54. Provide 3 of the 5 outcomes on the morality of sieges given by Walzer.

1. 2. 3. 4. Soldiers are responsible for the death of civilians coerced to remain under siege Soldiers are cleared of responsibility of civilians who choose to remain and be defended by them Soldiers are criminals when they coerce civilians to stay and then kill them Soldiers may be justified when they attack civilians by double effect without coercion to remain under siege 5. Soldiers are justified in attacking civilians who choose to stay without surrendering

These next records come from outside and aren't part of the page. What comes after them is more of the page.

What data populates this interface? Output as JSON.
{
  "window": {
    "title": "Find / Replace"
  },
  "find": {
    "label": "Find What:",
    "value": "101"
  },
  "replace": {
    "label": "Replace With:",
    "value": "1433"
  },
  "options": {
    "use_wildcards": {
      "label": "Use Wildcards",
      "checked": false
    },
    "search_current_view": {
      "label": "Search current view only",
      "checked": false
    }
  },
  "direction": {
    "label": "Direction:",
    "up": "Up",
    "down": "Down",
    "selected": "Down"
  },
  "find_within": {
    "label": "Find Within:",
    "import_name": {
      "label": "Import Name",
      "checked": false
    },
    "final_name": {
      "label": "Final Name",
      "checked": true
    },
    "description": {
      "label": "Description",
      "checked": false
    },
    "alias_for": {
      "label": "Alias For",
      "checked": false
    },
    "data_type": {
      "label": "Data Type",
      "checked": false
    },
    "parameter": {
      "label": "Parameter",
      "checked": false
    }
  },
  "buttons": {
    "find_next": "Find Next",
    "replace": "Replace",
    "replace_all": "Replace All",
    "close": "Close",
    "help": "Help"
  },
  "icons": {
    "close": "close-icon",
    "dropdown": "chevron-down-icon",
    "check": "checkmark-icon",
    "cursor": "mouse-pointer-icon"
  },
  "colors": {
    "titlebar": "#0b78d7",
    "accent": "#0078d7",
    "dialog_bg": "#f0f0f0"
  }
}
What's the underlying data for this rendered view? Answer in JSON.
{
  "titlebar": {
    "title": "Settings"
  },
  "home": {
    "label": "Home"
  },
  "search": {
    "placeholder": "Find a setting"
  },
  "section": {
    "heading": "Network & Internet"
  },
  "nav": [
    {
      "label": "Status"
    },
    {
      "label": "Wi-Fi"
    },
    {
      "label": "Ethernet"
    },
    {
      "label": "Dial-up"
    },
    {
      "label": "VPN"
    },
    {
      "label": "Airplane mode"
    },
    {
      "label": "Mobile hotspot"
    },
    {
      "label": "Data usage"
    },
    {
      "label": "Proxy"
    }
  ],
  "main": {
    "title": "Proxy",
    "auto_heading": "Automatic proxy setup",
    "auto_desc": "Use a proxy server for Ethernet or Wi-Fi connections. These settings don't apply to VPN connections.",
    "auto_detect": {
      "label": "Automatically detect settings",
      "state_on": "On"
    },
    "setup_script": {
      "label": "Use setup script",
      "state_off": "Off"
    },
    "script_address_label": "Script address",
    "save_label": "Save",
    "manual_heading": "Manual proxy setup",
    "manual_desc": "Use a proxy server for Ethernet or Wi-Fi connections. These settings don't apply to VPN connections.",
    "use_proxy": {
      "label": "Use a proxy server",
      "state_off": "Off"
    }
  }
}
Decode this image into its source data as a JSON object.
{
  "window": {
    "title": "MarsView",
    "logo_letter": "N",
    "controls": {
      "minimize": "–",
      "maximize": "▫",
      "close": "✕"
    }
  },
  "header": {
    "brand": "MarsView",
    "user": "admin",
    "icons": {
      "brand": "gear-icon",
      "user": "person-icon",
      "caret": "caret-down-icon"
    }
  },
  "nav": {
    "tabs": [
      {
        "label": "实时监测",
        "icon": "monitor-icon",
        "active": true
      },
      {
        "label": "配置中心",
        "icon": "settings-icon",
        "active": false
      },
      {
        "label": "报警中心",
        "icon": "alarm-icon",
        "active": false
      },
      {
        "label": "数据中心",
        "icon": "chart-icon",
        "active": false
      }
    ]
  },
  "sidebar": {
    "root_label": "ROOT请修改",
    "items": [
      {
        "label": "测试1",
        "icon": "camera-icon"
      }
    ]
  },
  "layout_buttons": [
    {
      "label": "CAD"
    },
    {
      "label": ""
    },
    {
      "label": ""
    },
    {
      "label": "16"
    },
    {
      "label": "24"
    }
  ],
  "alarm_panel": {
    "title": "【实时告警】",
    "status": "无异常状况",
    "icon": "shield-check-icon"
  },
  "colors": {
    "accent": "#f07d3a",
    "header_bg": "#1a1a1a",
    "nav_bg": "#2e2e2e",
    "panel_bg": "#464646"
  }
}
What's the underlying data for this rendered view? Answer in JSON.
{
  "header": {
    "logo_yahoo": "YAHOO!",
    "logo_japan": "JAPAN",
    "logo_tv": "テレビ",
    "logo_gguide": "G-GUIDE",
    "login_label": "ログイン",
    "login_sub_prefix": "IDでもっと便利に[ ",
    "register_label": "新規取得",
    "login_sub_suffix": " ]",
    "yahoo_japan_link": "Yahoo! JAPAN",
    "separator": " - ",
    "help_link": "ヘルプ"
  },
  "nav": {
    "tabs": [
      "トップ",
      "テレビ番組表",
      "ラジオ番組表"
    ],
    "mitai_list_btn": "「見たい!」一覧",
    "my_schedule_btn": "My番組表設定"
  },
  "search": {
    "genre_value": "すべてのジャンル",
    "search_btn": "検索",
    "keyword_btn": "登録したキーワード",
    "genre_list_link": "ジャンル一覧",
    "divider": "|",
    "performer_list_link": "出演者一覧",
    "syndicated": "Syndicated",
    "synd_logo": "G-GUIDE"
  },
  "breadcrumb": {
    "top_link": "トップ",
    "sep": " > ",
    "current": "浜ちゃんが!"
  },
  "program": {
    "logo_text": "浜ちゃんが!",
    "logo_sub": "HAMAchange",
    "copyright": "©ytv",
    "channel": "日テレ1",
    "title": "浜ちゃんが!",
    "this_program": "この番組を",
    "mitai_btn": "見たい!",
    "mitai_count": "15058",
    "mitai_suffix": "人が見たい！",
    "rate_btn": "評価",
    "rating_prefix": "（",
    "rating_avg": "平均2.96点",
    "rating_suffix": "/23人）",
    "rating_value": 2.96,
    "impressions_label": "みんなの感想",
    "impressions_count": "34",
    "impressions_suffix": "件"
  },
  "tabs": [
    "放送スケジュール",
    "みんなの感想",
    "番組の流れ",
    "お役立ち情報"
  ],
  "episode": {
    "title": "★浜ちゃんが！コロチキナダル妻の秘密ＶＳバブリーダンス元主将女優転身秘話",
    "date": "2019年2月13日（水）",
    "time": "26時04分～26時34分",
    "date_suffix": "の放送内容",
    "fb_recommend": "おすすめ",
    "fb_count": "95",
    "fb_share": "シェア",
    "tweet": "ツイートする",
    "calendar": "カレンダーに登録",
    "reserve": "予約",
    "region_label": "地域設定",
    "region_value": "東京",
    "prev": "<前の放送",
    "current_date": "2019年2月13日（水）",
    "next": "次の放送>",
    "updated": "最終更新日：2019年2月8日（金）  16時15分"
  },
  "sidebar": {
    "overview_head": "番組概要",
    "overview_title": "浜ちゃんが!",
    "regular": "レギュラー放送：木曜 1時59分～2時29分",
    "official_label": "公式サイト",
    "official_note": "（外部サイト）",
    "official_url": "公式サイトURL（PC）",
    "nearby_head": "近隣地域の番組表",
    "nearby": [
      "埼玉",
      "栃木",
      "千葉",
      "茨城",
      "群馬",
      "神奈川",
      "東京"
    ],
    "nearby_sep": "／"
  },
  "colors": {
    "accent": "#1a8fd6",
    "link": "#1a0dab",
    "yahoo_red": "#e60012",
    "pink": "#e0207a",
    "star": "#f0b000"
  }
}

55. What are the three issues that Cochran claims follow from the core tension of the cosmopolitancommunitarian debate? Provide the issues and state whether each is ontological or epistemological. Define ontology and epistemology. One of these issues is epistemological describe the two epistemological positions that make up this issue. Three issues follow from the core tension in the cosmopolitan-communitarian debate What is a person? What is the moral relevance of states? These first two are ontological issues Can we form political principles that are Universal, meaning that they apply to everyone everywhere Particular, meaning that they can only be justified if they are limited to the shared value practices within a community This is an epistemological issue Ontology: the study of being and what is Epistemology: the study of the meaning of knowledge and how knowledge is gained

56. Define the following terms: a. Blockade i. The subjection of whole populations to siege conditions, done by denying them access to means of livelihood b. Rationalism (as described by Hedley Bull) i. The view that there is no necessary conflict between order and justice. The present order can be made more just c. Communitarianism i. The view that states are the subject (the moral agent) of international ethics, OR ii. The view that protecting the autonomy of the political community is the most important thing in international ethics d. Realism i. The position that states humans make up a collection of separate communities with no common morality, OR ii. The position that there is a Hobbesian state of international anarchy in which there is no productivity or trade, no law, and an ever-present potential for fighting, OR iii. The view that order has priority over justice and the two are in inherent conflict e. Pragmatism i. The view that claims should be justified on the basis of weak foundations and enforced contingently